── RECORDS

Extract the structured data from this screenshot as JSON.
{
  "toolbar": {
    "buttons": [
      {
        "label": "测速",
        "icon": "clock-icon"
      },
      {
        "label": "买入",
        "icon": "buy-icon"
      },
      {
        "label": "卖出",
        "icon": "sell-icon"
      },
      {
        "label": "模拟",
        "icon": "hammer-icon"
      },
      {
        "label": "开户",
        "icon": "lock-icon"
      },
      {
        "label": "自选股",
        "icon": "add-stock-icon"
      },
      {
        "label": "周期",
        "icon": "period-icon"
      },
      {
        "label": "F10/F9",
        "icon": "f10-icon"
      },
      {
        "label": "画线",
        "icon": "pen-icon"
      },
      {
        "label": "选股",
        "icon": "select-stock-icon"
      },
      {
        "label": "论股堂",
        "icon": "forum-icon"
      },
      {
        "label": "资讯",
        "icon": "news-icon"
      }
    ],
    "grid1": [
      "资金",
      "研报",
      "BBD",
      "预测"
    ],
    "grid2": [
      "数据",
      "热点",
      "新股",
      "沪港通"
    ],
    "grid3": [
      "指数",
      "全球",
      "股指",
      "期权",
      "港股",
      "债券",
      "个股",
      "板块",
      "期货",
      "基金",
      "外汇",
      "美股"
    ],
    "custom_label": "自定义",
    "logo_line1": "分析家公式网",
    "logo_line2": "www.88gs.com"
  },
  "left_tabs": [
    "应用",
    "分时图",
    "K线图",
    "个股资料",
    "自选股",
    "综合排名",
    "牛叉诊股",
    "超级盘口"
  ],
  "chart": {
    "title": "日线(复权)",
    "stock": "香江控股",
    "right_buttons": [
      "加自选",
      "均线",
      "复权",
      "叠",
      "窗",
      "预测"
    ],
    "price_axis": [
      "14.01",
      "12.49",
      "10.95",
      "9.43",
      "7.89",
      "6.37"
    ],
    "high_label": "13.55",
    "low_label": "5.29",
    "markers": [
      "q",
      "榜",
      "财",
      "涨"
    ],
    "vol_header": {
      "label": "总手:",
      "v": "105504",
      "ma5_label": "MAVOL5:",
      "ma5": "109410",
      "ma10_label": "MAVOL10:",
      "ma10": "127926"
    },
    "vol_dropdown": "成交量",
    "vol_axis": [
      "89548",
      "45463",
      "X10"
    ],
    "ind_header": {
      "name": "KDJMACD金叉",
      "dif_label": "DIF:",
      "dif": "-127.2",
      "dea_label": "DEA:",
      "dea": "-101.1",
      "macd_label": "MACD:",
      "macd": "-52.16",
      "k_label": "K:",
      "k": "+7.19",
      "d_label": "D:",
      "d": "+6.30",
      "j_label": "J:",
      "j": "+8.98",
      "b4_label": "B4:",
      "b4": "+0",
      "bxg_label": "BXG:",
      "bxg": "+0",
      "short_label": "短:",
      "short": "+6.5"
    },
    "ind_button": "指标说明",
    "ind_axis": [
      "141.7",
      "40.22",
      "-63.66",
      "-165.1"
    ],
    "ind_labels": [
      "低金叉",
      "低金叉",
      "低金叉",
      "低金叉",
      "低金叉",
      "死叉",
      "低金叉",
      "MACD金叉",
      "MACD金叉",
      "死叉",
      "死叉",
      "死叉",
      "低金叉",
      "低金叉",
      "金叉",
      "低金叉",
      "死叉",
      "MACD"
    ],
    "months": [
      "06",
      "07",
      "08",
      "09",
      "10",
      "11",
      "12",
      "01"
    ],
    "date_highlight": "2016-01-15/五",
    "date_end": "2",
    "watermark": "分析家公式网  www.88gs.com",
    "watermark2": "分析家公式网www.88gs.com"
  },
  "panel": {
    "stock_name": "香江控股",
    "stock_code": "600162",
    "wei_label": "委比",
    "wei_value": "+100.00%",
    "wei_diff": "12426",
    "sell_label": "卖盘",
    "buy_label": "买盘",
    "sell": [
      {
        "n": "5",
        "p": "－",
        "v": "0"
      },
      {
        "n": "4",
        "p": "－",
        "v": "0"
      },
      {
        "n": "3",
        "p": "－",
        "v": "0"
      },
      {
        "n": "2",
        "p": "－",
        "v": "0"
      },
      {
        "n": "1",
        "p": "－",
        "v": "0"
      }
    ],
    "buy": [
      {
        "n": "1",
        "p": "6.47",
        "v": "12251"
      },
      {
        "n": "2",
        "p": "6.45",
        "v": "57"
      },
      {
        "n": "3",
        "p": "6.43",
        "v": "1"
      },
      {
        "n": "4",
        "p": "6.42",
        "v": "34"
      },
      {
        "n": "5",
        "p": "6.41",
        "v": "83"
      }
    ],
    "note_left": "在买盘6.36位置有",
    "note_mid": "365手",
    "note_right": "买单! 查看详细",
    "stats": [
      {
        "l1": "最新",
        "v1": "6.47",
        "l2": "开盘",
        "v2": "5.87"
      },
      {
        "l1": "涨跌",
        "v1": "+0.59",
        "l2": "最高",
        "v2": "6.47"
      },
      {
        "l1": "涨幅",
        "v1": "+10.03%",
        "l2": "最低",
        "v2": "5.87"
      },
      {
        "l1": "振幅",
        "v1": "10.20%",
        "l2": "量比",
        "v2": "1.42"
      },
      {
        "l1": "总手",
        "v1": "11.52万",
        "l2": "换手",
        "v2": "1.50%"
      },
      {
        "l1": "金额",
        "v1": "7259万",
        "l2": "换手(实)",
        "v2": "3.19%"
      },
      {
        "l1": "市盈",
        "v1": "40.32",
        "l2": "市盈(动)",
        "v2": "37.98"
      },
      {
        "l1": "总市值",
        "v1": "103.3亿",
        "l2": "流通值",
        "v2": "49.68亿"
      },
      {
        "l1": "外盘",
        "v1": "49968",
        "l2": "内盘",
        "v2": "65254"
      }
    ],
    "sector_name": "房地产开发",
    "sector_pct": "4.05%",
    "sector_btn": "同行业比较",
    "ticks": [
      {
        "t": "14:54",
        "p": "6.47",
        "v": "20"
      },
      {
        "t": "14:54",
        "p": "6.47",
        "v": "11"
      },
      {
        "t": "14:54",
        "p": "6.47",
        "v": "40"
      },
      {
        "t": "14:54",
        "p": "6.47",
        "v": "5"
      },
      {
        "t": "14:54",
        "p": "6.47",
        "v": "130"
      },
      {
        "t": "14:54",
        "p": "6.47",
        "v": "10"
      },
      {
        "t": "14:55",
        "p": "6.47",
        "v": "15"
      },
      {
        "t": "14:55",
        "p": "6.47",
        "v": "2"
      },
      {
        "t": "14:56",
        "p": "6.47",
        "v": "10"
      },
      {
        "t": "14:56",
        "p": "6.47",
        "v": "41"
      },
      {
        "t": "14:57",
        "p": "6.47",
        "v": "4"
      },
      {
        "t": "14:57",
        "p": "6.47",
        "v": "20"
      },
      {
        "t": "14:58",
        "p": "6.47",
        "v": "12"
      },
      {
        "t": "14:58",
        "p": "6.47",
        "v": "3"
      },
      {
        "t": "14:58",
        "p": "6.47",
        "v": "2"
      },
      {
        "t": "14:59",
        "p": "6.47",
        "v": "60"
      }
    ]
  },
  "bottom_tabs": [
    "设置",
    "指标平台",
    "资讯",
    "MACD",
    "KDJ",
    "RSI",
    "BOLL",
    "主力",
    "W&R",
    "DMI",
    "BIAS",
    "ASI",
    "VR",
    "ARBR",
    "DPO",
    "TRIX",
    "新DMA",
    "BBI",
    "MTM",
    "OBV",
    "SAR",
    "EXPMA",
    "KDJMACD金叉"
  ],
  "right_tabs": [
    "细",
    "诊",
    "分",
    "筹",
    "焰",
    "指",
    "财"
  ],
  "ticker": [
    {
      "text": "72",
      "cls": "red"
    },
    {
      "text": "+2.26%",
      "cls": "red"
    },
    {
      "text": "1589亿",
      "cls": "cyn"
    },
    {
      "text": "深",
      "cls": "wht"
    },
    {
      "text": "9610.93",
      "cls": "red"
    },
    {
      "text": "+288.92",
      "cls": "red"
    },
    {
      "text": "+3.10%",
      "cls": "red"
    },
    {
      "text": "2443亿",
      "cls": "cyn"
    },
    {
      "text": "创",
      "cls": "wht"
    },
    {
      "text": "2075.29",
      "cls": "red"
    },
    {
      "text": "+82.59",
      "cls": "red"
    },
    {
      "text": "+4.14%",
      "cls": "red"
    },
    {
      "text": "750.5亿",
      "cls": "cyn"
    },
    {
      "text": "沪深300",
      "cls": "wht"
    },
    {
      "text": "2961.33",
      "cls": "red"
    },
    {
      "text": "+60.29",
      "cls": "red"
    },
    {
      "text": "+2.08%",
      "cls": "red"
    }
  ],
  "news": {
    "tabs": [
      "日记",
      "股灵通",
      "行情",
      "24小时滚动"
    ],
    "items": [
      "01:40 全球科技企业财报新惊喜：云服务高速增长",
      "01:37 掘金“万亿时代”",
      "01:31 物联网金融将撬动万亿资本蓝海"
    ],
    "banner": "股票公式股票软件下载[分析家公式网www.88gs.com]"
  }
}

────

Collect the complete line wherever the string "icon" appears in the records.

        "icon": "clock-icon"
        "icon": "buy-icon"
        "icon": "sell-icon"
        "icon": "hammer-icon"
        "icon": "lock-icon"
        "icon": "add-stock-icon"
        "icon": "period-icon"
        "icon": "f10-icon"
        "icon": "pen-icon"
        "icon": "select-stock-icon"
        "icon": "forum-icon"
        "icon": "news-icon"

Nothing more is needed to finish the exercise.